■ **REQUIRED WORK**
Word for word, please copy the listing below, with its pictures left out.
★ ★ ★
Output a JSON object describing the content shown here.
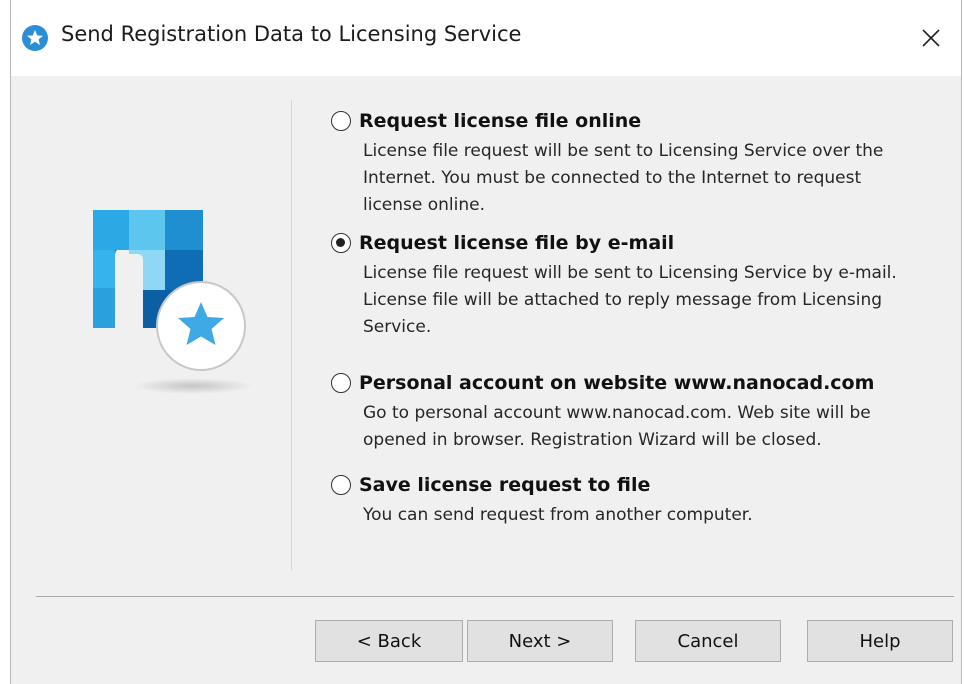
{
  "window": {
    "title": "Send Registration Data to Licensing Service",
    "icon": "nanocad-star-icon",
    "close_icon": "close-icon"
  },
  "logo": {
    "icon": "nanocad-logo-icon"
  },
  "options": [
    {
      "label": "Request license file online",
      "description": "License file request will be sent to Licensing Service over the Internet. You must be connected to the Internet to request license online.",
      "selected": false
    },
    {
      "label": "Request license file by e-mail",
      "description": "License file request will be sent to Licensing Service by e-mail. License file will be attached to reply message from Licensing Service.",
      "selected": true
    },
    {
      "label": "Personal account on website www.nanocad.com",
      "description": "Go to personal account www.nanocad.com. Web site will be opened in browser. Registration Wizard will be closed.",
      "selected": false
    },
    {
      "label": "Save license request to file",
      "description": "You can send request from another computer.",
      "selected": false
    }
  ],
  "buttons": {
    "back": "< Back",
    "next": "Next >",
    "cancel": "Cancel",
    "help": "Help"
  }
}
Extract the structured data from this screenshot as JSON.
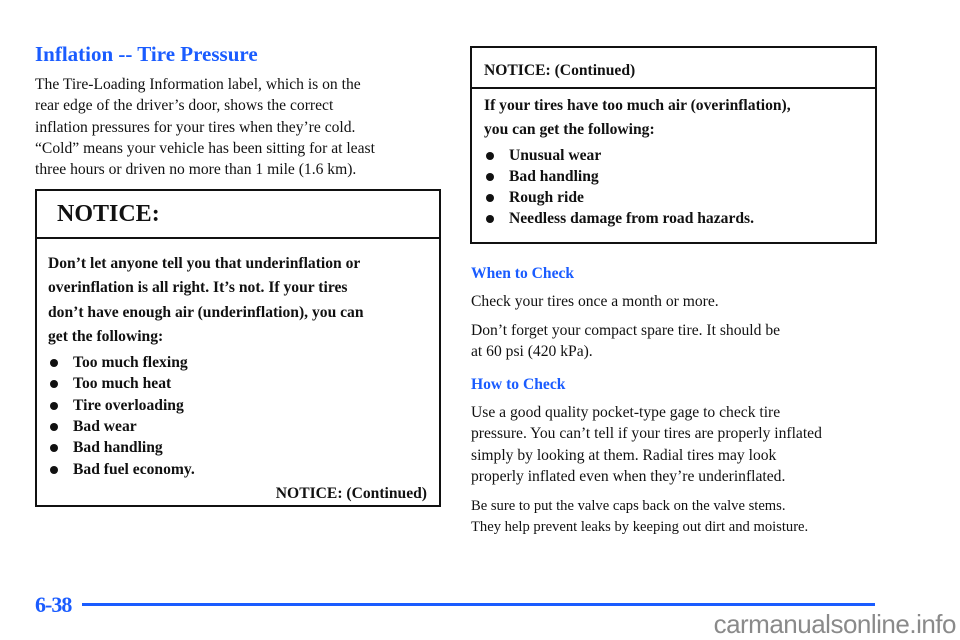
{
  "section_title": "Inflation -- Tire Pressure",
  "intro_lines": [
    "The Tire-Loading Information label, which is on the",
    "rear edge of the driver’s door, shows the correct",
    "inflation pressures for your tires when they’re cold.",
    "“Cold” means your vehicle has been sitting for at least",
    "three hours or driven no more than 1 mile (1.6 km)."
  ],
  "notice1": {
    "header": "NOTICE:",
    "body_lines": [
      "Don’t let anyone tell you that underinflation or",
      "overinflation is all right. It’s not. If your tires",
      "don’t have enough air (underinflation), you can",
      "get the following:"
    ],
    "bullets": [
      "Too much flexing",
      "Too much heat",
      "Tire overloading",
      "Bad wear",
      "Bad handling",
      "Bad fuel economy."
    ],
    "continued": "NOTICE: (Continued)"
  },
  "notice2": {
    "header": "NOTICE: (Continued)",
    "body_lines": [
      "If your tires have too much air (overinflation),",
      "you can get the following:"
    ],
    "bullets": [
      "Unusual wear",
      "Bad handling",
      "Rough ride",
      "Needless damage from road hazards."
    ]
  },
  "when_to_check": {
    "heading": "When to Check",
    "p1": "Check your tires once a month or more.",
    "p2_lines": [
      "Don’t forget your compact spare tire. It should be",
      "at 60 psi (420 kPa)."
    ]
  },
  "how_to_check": {
    "heading": "How to Check",
    "p1_lines": [
      "Use a good quality pocket-type gage to check tire",
      "pressure. You can’t tell if your tires are properly inflated",
      "simply by looking at them. Radial tires may look",
      "properly inflated even when they’re underinflated."
    ],
    "p2_lines": [
      "Be sure to put the valve caps back on the valve stems.",
      "They help prevent leaks by keeping out dirt and moisture."
    ]
  },
  "footer": {
    "page_number": "6-38",
    "watermark": "carmanualsonline.info"
  },
  "colors": {
    "heading_blue": "#1a5cff",
    "text": "#111111",
    "watermark_gray": "#8a8a8a"
  }
}
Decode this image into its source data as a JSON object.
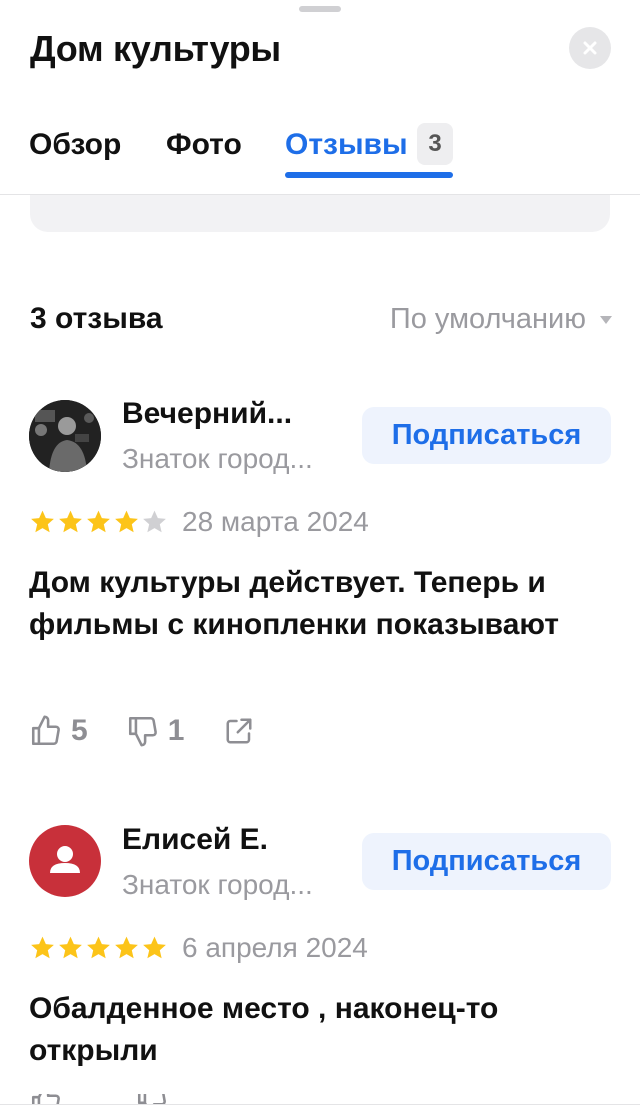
{
  "header": {
    "title": "Дом культуры"
  },
  "tabs": [
    {
      "label": "Обзор",
      "active": false
    },
    {
      "label": "Фото",
      "active": false
    },
    {
      "label": "Отзывы",
      "active": true,
      "count": "3"
    }
  ],
  "reviews_section": {
    "count_label": "3 отзыва",
    "sort_label": "По умолчанию"
  },
  "reviews": [
    {
      "author": "Вечерний...",
      "role": "Знаток город...",
      "subscribe_label": "Подписаться",
      "rating": 4,
      "date": "28 марта 2024",
      "text": "Дом культуры действует. Теперь и фильмы с кинопленки показывают",
      "likes": "5",
      "dislikes": "1"
    },
    {
      "author": "Елисей Е.",
      "role": "Знаток город...",
      "subscribe_label": "Подписаться",
      "rating": 5,
      "date": "6 апреля 2024",
      "text": "Обалденное место , наконец-то открыли"
    }
  ],
  "colors": {
    "accent": "#1e6ee8",
    "star_filled": "#fcc419",
    "star_empty": "#d0d0d3",
    "avatar_red": "#c8303a"
  }
}
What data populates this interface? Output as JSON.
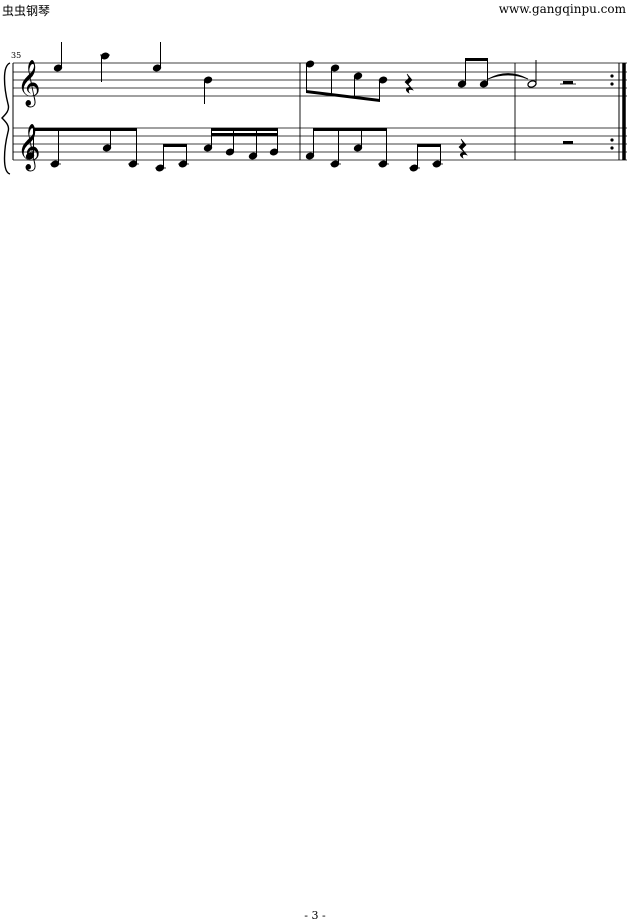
{
  "header": {
    "site_name": "虫虫钢琴",
    "site_url": "www.gangqinpu.com"
  },
  "score": {
    "measure_number": "35"
  },
  "footer": {
    "page_number": "- 3 -"
  }
}
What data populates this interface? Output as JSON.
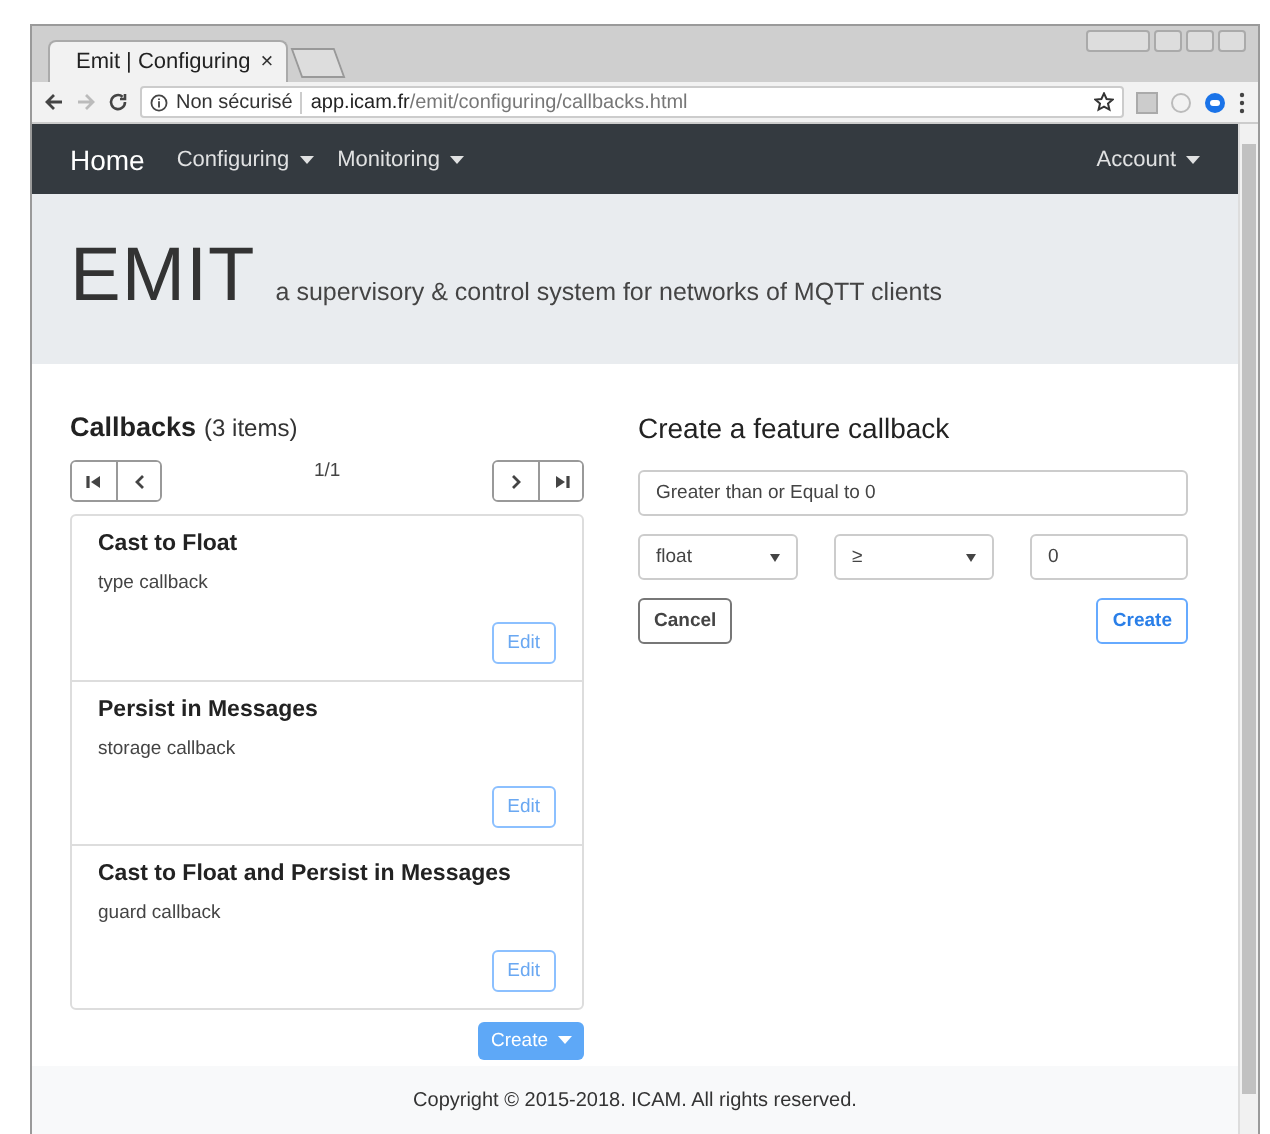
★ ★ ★
■ **RESULT OF THE TASK**
Output a JSON object describing the content shown here.
{
  "window": {
    "title": "Send Registration Data to Licensing Service",
    "icon": "nanocad-star-icon",
    "close_icon": "close-icon"
  },
  "logo": {
    "icon": "nanocad-logo-icon"
  },
  "options": [
    {
      "label": "Request license file online",
      "description": "License file request will be sent to Licensing Service over the Internet. You must be connected to the Internet to request license online.",
      "selected": false
    },
    {
      "label": "Request license file by e-mail",
      "description": "License file request will be sent to Licensing Service by e-mail. License file will be attached to reply message from Licensing Service.",
      "selected": true
    },
    {
      "label": "Personal account on website www.nanocad.com",
      "description": "Go to personal account www.nanocad.com. Web site will be opened in browser. Registration Wizard will be closed.",
      "selected": false
    },
    {
      "label": "Save license request to file",
      "description": "You can send request from another computer.",
      "selected": false
    }
  ],
  "buttons": {
    "back": "< Back",
    "next": "Next >",
    "cancel": "Cancel",
    "help": "Help"
  }
}
Extract the structured data from this screenshot as JSON.
{
  "section_title": "Inflation -- Tire Pressure",
  "intro_lines": [
    "The Tire-Loading Information label, which is on the",
    "rear edge of the driver’s door, shows the correct",
    "inflation pressures for your tires when they’re cold.",
    "“Cold” means your vehicle has been sitting for at least",
    "three hours or driven no more than 1 mile (1.6 km)."
  ],
  "notice1": {
    "header": "NOTICE:",
    "body_lines": [
      "Don’t let anyone tell you that underinflation or",
      "overinflation is all right. It’s not. If your tires",
      "don’t have enough air (underinflation), you can",
      "get the following:"
    ],
    "bullets": [
      "Too much flexing",
      "Too much heat",
      "Tire overloading",
      "Bad wear",
      "Bad handling",
      "Bad fuel economy."
    ],
    "continued": "NOTICE: (Continued)"
  },
  "notice2": {
    "header": "NOTICE: (Continued)",
    "body_lines": [
      "If your tires have too much air (overinflation),",
      "you can get the following:"
    ],
    "bullets": [
      "Unusual wear",
      "Bad handling",
      "Rough ride",
      "Needless damage from road hazards."
    ]
  },
  "when_to_check": {
    "heading": "When to Check",
    "p1": "Check your tires once a month or more.",
    "p2_lines": [
      "Don’t forget your compact spare tire. It should be",
      "at 60 psi (420 kPa)."
    ]
  },
  "how_to_check": {
    "heading": "How to Check",
    "p1_lines": [
      "Use a good quality pocket-type gage to check tire",
      "pressure. You can’t tell if your tires are properly inflated",
      "simply by looking at them. Radial tires may look",
      "properly inflated even when they’re underinflated."
    ],
    "p2_lines": [
      "Be sure to put the valve caps back on the valve stems.",
      "They help prevent leaks by keeping out dirt and moisture."
    ]
  },
  "footer": {
    "page_number": "6-38",
    "watermark": "carmanualsonline.info"
  },
  "colors": {
    "heading_blue": "#1a5cff",
    "text": "#111111",
    "watermark_gray": "#8a8a8a"
  }
}
Decode this image into its source data as a JSON object.
{
  "header": {
    "title": "Дом культуры"
  },
  "tabs": [
    {
      "label": "Обзор",
      "active": false
    },
    {
      "label": "Фото",
      "active": false
    },
    {
      "label": "Отзывы",
      "active": true,
      "count": "3"
    }
  ],
  "reviews_section": {
    "count_label": "3 отзыва",
    "sort_label": "По умолчанию"
  },
  "reviews": [
    {
      "author": "Вечерний...",
      "role": "Знаток город...",
      "subscribe_label": "Подписаться",
      "rating": 4,
      "date": "28 марта 2024",
      "text": "Дом культуры действует. Теперь и фильмы с кинопленки показывают",
      "likes": "5",
      "dislikes": "1"
    },
    {
      "author": "Елисей Е.",
      "role": "Знаток город...",
      "subscribe_label": "Подписаться",
      "rating": 5,
      "date": "6 апреля 2024",
      "text": "Обалденное место , наконец-то открыли"
    }
  ],
  "colors": {
    "accent": "#1e6ee8",
    "star_filled": "#fcc419",
    "star_empty": "#d0d0d3",
    "avatar_red": "#c8303a"
  }
}
What data populates this interface? Output as JSON.
{
  "header": {
    "site_name": "虫虫钢琴",
    "site_url": "www.gangqinpu.com"
  },
  "score": {
    "measure_number": "35"
  },
  "footer": {
    "page_number": "- 3 -"
  }
}
What data populates this interface? Output as JSON.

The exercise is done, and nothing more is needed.